**Problem:**
Every line below that contains the word "Criteria" must be copied.
(Records for this task)
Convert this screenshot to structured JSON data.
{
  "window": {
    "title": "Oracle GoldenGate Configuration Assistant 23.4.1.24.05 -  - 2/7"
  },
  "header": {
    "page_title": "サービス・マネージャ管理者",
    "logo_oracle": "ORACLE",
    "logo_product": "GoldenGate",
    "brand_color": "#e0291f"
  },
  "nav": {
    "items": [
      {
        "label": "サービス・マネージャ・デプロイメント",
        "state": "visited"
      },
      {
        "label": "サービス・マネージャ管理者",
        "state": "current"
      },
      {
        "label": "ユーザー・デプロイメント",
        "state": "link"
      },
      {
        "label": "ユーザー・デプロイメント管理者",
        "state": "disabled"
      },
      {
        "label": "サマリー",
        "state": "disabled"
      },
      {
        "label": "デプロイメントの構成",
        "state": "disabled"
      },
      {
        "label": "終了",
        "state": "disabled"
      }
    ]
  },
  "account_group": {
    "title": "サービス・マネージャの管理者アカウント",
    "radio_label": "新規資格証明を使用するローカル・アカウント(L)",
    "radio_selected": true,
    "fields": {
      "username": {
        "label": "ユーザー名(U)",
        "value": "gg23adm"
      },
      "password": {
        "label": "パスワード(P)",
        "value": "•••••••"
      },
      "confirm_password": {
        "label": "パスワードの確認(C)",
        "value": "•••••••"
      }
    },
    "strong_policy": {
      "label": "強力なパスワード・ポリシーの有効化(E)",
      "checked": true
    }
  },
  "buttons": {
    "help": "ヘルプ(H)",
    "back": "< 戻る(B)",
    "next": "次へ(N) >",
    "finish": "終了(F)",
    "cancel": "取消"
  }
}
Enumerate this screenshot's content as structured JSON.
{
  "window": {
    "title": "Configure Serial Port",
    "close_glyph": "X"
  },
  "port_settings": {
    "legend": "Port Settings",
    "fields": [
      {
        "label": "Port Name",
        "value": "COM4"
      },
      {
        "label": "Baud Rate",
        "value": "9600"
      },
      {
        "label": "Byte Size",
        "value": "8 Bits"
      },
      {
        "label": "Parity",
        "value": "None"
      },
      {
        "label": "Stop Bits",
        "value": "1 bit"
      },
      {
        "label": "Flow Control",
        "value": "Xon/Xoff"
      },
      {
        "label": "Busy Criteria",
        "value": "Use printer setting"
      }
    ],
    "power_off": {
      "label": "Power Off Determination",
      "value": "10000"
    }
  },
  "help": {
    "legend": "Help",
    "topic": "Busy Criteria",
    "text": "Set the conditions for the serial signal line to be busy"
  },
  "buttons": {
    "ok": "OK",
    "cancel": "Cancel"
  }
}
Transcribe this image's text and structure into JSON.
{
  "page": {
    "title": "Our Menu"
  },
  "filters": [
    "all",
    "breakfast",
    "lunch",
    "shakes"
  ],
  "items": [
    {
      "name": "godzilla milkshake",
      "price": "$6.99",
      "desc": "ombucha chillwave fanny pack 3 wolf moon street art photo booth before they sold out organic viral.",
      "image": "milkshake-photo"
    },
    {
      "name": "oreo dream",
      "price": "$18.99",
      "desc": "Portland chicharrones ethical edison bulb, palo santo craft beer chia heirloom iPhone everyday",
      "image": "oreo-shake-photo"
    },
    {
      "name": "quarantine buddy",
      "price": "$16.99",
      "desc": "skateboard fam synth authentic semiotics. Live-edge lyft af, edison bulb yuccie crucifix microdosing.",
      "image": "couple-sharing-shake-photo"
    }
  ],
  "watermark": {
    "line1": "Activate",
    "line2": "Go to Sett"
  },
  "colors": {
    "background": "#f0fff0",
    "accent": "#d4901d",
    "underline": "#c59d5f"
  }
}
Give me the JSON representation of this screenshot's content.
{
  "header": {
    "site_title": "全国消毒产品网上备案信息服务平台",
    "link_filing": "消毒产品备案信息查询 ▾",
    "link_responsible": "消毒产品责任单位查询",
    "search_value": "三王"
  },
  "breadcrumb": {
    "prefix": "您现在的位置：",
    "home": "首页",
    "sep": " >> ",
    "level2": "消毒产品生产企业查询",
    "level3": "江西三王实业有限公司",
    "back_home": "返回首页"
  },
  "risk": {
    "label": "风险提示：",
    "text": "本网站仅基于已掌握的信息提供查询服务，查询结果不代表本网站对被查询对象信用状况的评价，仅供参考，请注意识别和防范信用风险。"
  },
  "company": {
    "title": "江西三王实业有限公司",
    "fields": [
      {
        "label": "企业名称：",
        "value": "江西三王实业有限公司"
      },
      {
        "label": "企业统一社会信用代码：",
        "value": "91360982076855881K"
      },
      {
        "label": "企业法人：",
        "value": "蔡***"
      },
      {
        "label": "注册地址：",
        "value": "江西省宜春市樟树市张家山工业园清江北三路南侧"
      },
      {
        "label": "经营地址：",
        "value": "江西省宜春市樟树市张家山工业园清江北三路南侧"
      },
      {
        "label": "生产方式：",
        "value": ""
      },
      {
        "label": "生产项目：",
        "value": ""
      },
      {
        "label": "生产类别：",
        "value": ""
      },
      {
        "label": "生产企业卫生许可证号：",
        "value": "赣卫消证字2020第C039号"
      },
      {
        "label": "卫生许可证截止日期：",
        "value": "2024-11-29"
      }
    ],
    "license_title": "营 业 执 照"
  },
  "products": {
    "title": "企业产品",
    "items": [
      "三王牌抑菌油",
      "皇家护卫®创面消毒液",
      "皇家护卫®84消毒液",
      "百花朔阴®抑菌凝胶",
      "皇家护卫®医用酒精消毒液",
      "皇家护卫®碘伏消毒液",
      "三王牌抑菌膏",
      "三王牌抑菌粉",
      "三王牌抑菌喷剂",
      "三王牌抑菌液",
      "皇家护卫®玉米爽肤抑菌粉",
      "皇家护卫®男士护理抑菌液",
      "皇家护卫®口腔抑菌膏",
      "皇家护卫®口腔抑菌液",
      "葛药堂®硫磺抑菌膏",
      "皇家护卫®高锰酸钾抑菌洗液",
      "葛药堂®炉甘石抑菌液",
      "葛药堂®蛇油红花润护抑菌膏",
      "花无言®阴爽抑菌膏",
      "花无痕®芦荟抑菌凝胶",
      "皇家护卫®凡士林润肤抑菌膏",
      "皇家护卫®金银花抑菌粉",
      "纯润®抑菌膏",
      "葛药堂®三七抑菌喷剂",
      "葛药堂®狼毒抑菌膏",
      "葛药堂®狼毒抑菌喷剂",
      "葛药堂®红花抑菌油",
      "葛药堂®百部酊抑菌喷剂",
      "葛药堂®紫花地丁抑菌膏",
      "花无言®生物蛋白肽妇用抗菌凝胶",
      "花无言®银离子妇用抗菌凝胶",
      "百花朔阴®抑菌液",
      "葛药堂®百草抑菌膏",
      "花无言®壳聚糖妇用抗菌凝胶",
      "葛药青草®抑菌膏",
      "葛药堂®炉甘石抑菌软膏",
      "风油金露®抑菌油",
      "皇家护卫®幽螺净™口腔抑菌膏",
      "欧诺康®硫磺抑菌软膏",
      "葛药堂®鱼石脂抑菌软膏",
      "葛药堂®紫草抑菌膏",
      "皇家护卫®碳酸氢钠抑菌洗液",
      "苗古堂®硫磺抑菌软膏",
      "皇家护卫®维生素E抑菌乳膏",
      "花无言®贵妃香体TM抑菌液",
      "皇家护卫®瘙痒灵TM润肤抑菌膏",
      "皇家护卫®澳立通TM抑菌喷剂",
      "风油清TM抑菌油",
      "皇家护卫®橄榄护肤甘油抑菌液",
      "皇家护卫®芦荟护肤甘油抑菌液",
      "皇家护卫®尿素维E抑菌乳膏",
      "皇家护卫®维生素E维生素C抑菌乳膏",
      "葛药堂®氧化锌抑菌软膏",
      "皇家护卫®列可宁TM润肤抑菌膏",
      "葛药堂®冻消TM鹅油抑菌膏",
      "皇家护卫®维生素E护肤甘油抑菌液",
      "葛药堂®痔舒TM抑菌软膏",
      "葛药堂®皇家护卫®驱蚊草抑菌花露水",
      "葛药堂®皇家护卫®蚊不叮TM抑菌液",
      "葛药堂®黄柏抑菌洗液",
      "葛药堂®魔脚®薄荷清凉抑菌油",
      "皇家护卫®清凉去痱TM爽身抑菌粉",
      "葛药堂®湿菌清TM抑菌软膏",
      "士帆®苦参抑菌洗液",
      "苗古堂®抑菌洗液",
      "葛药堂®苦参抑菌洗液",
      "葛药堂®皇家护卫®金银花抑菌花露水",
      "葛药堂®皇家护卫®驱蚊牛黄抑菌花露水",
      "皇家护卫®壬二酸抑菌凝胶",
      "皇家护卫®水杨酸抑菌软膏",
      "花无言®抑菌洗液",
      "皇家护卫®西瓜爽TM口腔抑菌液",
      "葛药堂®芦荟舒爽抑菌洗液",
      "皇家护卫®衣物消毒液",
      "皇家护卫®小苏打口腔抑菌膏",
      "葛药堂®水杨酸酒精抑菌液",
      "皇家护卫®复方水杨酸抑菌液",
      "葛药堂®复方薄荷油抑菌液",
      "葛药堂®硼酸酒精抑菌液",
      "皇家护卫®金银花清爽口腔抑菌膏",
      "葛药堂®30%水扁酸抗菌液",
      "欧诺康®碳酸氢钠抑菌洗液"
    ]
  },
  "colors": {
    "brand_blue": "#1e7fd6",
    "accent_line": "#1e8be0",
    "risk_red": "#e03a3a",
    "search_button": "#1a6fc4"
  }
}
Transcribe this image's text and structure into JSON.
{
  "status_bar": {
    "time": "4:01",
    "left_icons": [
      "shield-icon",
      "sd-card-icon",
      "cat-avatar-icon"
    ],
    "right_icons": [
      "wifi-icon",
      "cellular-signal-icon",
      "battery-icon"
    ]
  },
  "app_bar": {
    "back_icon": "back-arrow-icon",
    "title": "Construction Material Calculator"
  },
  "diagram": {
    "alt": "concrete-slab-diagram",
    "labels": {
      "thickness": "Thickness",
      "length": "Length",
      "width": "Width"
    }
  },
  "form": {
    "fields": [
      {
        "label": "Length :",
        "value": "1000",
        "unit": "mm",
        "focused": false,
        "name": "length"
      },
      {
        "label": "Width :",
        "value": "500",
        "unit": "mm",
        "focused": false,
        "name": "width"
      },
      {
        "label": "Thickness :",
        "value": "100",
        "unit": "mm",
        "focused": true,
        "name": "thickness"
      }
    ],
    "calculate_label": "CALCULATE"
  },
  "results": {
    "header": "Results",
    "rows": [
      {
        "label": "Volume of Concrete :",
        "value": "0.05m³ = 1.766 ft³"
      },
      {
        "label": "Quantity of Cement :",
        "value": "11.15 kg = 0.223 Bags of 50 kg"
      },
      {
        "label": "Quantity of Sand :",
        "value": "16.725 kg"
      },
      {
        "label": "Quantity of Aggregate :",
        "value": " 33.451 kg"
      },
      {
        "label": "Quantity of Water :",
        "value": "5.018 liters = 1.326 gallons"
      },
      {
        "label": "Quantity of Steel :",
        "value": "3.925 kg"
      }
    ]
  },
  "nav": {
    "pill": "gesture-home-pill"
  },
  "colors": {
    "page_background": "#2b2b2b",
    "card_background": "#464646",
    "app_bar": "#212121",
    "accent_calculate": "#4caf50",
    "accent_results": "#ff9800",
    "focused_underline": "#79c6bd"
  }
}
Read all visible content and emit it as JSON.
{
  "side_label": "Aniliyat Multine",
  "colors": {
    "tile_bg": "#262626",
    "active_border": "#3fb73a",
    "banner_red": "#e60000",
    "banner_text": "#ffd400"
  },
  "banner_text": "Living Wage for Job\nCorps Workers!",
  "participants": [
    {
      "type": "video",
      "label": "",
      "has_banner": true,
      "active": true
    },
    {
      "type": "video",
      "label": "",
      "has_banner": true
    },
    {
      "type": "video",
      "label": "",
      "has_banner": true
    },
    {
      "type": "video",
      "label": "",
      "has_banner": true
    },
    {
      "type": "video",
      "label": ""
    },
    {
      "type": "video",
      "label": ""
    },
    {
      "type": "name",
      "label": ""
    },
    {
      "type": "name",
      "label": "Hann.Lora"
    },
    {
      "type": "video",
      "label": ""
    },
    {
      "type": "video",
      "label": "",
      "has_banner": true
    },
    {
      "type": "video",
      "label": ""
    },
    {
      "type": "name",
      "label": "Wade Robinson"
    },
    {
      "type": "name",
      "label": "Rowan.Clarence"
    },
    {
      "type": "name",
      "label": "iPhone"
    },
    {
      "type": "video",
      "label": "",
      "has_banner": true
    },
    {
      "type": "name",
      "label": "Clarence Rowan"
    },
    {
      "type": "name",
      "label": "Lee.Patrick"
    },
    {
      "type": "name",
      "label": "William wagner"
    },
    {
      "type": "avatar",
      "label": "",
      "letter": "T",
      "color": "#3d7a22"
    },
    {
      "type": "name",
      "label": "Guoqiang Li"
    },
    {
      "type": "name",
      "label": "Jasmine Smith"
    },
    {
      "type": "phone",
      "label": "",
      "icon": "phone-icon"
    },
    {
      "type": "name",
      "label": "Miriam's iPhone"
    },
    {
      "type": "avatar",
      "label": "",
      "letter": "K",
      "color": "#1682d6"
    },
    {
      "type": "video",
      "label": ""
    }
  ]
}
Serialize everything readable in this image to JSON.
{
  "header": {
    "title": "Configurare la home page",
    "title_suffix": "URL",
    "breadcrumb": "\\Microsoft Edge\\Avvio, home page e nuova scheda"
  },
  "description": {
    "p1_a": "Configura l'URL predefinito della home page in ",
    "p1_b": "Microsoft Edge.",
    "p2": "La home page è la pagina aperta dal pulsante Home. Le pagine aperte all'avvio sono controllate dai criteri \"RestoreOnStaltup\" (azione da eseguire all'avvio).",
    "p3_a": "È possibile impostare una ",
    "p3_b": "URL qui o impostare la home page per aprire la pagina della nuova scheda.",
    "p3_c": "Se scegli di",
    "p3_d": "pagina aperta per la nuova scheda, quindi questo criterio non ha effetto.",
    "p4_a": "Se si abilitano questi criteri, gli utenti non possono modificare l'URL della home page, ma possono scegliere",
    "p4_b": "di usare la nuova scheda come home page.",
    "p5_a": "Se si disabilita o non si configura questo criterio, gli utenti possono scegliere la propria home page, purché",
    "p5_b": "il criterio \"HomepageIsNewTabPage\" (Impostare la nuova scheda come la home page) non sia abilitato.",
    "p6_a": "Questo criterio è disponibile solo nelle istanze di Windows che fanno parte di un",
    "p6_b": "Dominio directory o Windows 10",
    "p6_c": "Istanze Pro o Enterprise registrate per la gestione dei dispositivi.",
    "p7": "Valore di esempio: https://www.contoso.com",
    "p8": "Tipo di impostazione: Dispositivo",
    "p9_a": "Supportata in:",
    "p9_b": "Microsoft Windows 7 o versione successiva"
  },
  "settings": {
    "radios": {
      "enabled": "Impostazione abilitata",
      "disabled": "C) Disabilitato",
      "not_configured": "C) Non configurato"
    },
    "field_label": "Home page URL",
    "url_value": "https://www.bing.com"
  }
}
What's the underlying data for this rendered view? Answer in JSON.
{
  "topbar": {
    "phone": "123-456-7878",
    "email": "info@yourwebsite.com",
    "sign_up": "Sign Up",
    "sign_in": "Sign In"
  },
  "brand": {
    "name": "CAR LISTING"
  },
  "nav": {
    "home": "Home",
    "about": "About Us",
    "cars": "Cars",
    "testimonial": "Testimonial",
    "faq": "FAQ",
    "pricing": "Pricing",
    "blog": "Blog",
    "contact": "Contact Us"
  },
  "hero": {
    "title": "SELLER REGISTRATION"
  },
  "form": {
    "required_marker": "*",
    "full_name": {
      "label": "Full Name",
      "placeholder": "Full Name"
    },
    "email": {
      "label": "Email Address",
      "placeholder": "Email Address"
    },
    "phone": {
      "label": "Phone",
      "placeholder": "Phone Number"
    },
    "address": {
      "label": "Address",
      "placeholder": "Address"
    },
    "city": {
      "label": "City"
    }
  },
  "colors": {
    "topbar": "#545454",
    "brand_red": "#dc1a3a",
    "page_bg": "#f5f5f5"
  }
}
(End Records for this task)
**Output of the exercise:**
        "label": "Busy Criteria",
    "topic": "Busy Criteria",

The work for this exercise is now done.